A Text-Book on the Gas, Oil, and Air Engines

A Text-Book on the Gas, Oil, and Air Engines

By (author) 

List price: US$22.40

Currently unavailable

Add to wishlist

AbeBooks may have this title (opens in new window).

Try AbeBooks

Description

This historic book may have numerous typos and missing text. Purchasers can download a free scanned copy of the original book (without typos) from the publisher. Not indexed. Not illustrated. 1896 edition. Excerpt: ...composition in the lighting port, at the end furthest from the piston, was much richer than in front of the compression space. With a strong mixture, Teichmann found that the charge contained 16-2 per cent, of rich gas in the igniting port, 13-3 per cent, in the centre of the compression space, and 9-1 per cent, close to the piston. The theory that stratification of the charge, which these experiments were undertaken to prove, caused the effects of after combustion has now been abandoned. Professor Schottler and other scientific observers have pointed out that smoke cannot be considered as fairly representing the gaseous charge in the cylinder of an engine. Nor does it always remain at the back of the cylinder; in experiments undertaken by him on a Koerting engine, the whole cylinder was filled with a cloud of smoke. That ignition at the side proves stratification of the charge has also been disputed. It shows that the mixture is richer in some parts than in others, which might naturally be inferred under any conditions, but not that the gas remains in layers after introduction, although such a disposition is imparted to it at first. In experiments made on a Benz engine, under the same working conditions as the Otto, this partial stratification was not found to exist, and the charge was ignited with equal certainty at various parts of the cylinder. The latest authorities on the subject maintain that stratification cannot be preserved, even if the gases enter the cylinder in successive layers of richness, because of the compressive and mixing power exerted by the back stroke of the piston. It is impossible, they say, to conceive that the charge can adhere to the original order of its admission, when the rapidity with which the piston compresses it...show more

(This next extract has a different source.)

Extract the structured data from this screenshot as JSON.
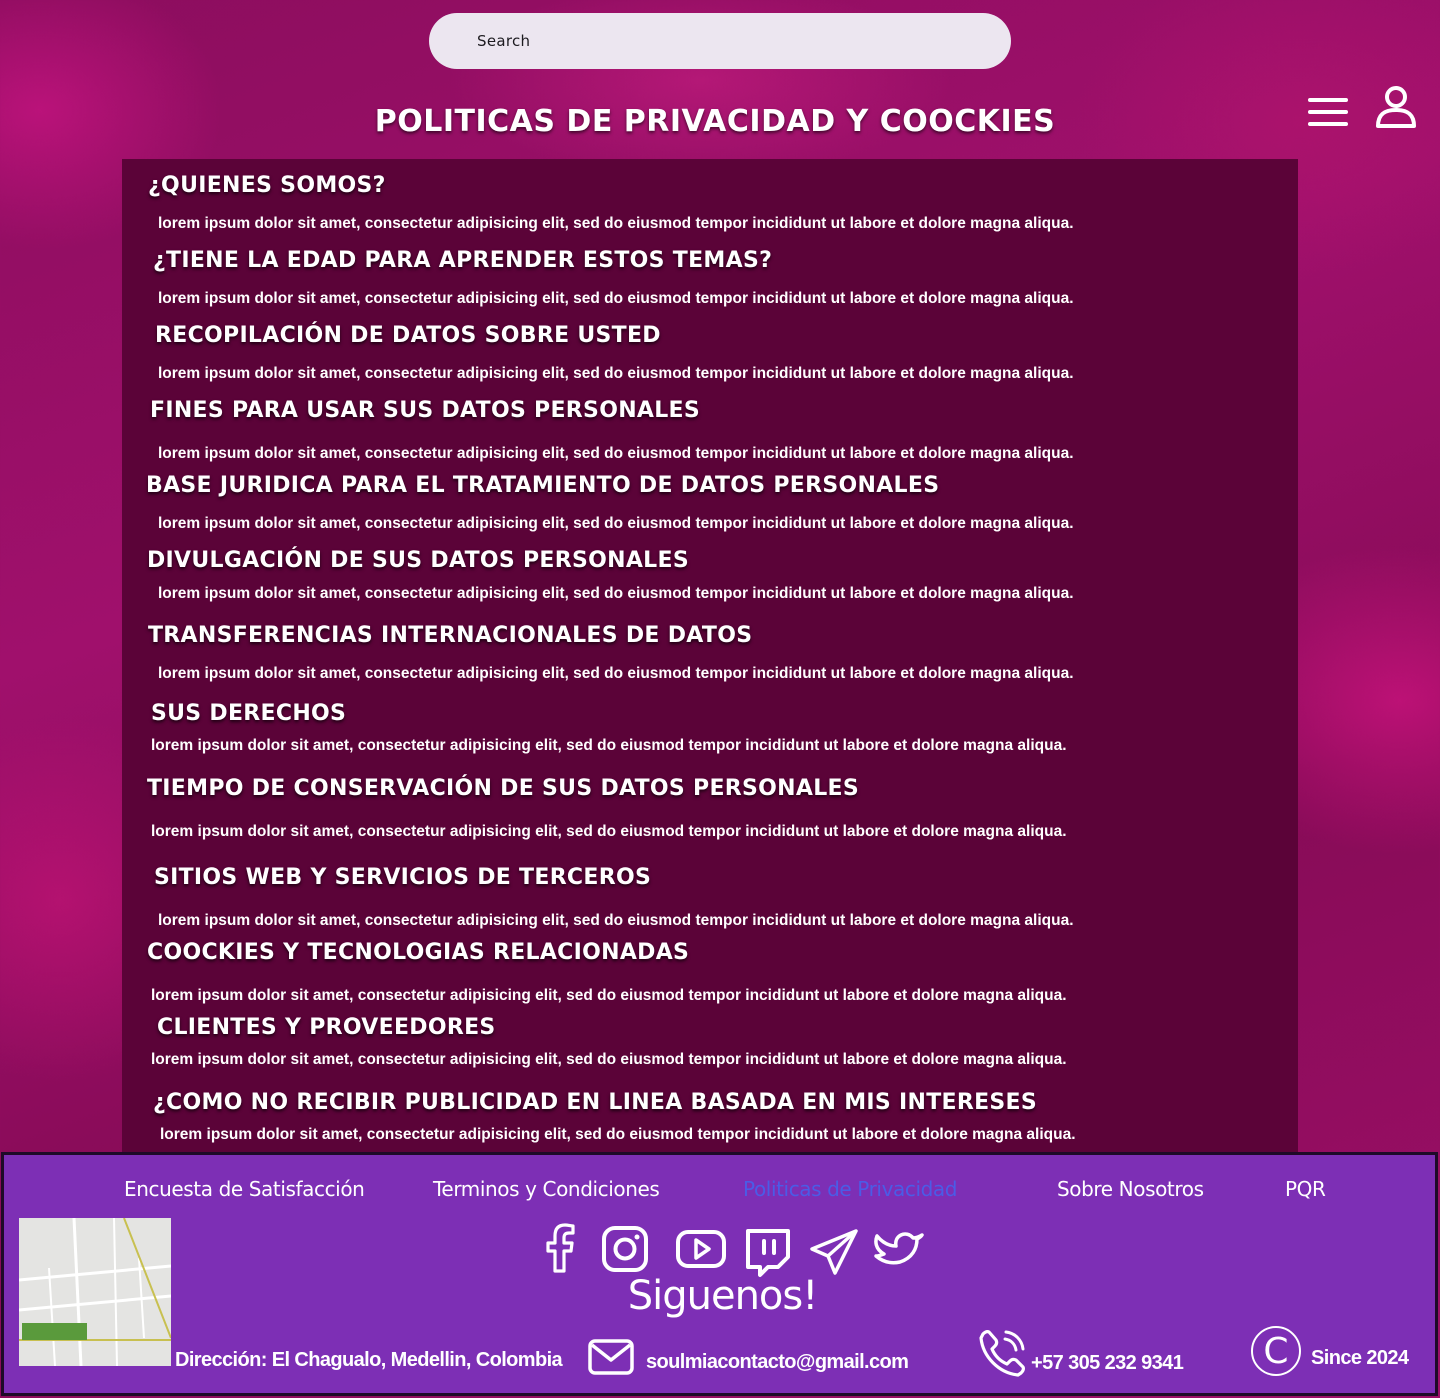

Product details

  • Paperback | 208 pages
  • 189 x 246 x 11mm | 381g
  • Rarebooksclub.com
  • Miami Fl, United States
  • English
  • black & white illustrations
  • 123662632X
  • 9781236626325